Liberty Global’s Fries: vertical integration with content makes sense

Liberty Global CEO, Mike Fries.

Liberty Global CEO, Mike Fries.

Vertical integration between cable operators and content providers “makes sense” in order to help ensure that infrastructure providers like Liberty Global have access to content, according to Mike Fries, president and CEO of Liberty Global.

Speaking on the opening panel session at ANGA COM this morning, Fries said cable had to “consider vertical integration”, responding to a question related to Liberty Global’s and Discovery Communications’ joint £550 million (€676 million) acquisition of production group All3Media.

In comments that seem to represent a change in emphasis from the view expressed by Fries of the relevance of owning content assets ahead of its disposal of channel provider Chellomedia, Fries said it was important for cable to ensure that it had some leverage in ensuring a pipeline of content to populate its networks.

“We believe over time there is value in vertically integrating.

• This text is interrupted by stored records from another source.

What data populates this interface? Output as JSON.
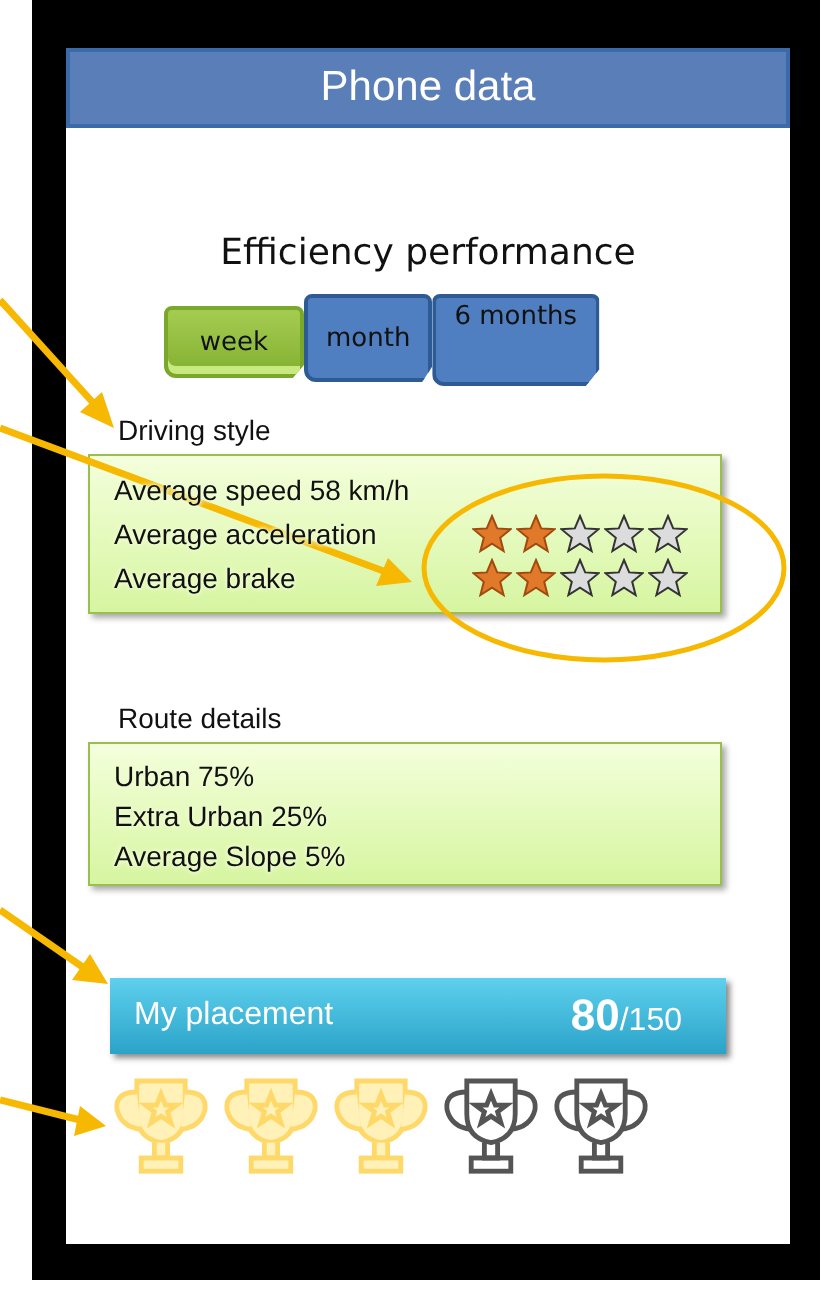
{
  "title": "Phone data",
  "heading": "Efficiency performance",
  "tabs": [
    {
      "label": "week",
      "selected": true
    },
    {
      "label": "month",
      "selected": false
    },
    {
      "label": "6 months",
      "selected": false
    }
  ],
  "driving_style": {
    "title": "Driving style",
    "rows": [
      {
        "label": "Average speed 58  km/h"
      },
      {
        "label": "Average acceleration",
        "stars": 2
      },
      {
        "label": "Average brake",
        "stars": 2
      }
    ]
  },
  "route_details": {
    "title": "Route details",
    "rows": [
      "Urban 75%",
      "Extra Urban 25%",
      "Average Slope  5%"
    ]
  },
  "placement": {
    "label": "My placement",
    "rank": "80",
    "total": "/150"
  },
  "trophies": {
    "stars": 3
  }
}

It doesn’t mean we will do it everywhere or do it in a transformational way, but we have to make sure our shelves are stacked with the right product. We have to have access.”

Consumption of web video “is going nowhere but up”, said Fries. He said that 90% of connections in Germany on cable were becoming 100Mbps and faster. He added that web video had showed a “functionality gap” between what is offered by traditional broadcast TV and what is available on the web. “The web has forced us to be better at innovating,” he said.

Fries said that he is “not the least bit frightened” by new web-based content providers. “It’s all the same content. The only thing that is changing is the flexibility and elegance with which it is provided,” he said.

Fries said that the cable industry in Germany is growing by attracting new broadband customers and by innovating across its activities, including the TV platform, giving the latter a form and functionality that could match the flexibility and ease of search associated with the internet.

He said cable had to make it easy to find content on multiple devices, which is a technical challenge rather than an industrial or structural challenge. “We will never be a dumb pipe because we are investing in that user interface and we are investing in a whole series of activities from broadband to video to mobile.”

Fries said that net neutrality is an important topic for the industry but one that is badly misunderstood. “We are concerned about consumers, who have to be able to go wherever they want to go. No-one here wants to stop them doing that. On the other hand, there is an issue between corporations – who pays the billions of dollars to build the highways? Do we pay ourselves or share the cost? The discussion about managed services means that ProSiebenSat.1 should be free to pay for a super fast lane if they want to. It is not going to stop everyone else [reaching consumers]. There is space for everyone.”

Referring to the need for further industry consolidation, Fries said that the cable industry “struggles because of the lack of scale” to compete with incumbent telcos, satellite and mobile and players. “It is a natural step to see this industry consolidate,” he said.